[Brief]:
Within the data below, copy each line where the string "photo" is found.

────────────────

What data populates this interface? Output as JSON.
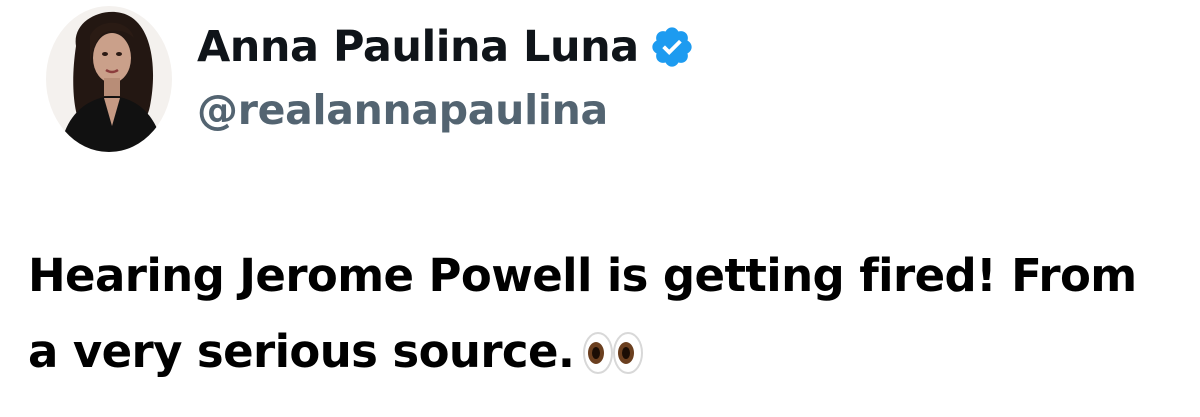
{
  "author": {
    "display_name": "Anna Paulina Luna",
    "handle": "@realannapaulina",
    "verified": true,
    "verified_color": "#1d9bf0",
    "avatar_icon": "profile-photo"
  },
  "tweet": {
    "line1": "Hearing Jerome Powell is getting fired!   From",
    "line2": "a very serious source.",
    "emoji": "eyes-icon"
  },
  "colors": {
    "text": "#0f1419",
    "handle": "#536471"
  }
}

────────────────

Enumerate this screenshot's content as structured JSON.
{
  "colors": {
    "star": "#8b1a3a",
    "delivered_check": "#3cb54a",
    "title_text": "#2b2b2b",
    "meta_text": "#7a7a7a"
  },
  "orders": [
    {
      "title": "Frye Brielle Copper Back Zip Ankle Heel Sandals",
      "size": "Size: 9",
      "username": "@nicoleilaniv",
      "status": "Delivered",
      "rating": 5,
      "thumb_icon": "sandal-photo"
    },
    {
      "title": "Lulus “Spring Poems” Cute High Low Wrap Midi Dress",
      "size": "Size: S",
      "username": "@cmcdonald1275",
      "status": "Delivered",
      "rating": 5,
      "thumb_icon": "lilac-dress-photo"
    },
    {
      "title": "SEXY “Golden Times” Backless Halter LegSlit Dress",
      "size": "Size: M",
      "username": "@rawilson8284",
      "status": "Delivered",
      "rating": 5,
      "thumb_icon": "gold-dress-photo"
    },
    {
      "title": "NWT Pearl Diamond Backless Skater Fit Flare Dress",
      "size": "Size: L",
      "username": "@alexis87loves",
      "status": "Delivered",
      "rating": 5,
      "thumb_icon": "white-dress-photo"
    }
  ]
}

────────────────

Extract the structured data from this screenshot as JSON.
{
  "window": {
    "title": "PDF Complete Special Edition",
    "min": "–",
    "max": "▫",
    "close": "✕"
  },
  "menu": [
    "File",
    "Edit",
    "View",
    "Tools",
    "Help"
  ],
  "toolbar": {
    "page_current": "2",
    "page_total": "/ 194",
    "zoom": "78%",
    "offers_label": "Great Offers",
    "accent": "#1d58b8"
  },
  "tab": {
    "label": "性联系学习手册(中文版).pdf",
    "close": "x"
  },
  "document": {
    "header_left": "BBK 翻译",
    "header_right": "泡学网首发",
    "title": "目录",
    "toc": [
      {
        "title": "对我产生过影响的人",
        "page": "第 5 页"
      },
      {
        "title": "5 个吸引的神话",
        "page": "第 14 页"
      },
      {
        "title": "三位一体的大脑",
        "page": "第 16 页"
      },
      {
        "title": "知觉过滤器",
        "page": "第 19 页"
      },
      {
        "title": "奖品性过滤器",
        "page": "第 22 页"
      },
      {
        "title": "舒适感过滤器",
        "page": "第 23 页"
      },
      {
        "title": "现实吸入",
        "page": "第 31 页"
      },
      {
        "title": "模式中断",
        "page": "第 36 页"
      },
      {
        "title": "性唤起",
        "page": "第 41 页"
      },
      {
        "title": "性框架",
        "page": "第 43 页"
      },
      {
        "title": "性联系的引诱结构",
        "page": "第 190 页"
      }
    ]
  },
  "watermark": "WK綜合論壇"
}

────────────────

[Written reply]:
    "avatar_icon": "profile-photo"
      "thumb_icon": "sandal-photo"
      "thumb_icon": "lilac-dress-photo"
      "thumb_icon": "gold-dress-photo"
      "thumb_icon": "white-dress-photo"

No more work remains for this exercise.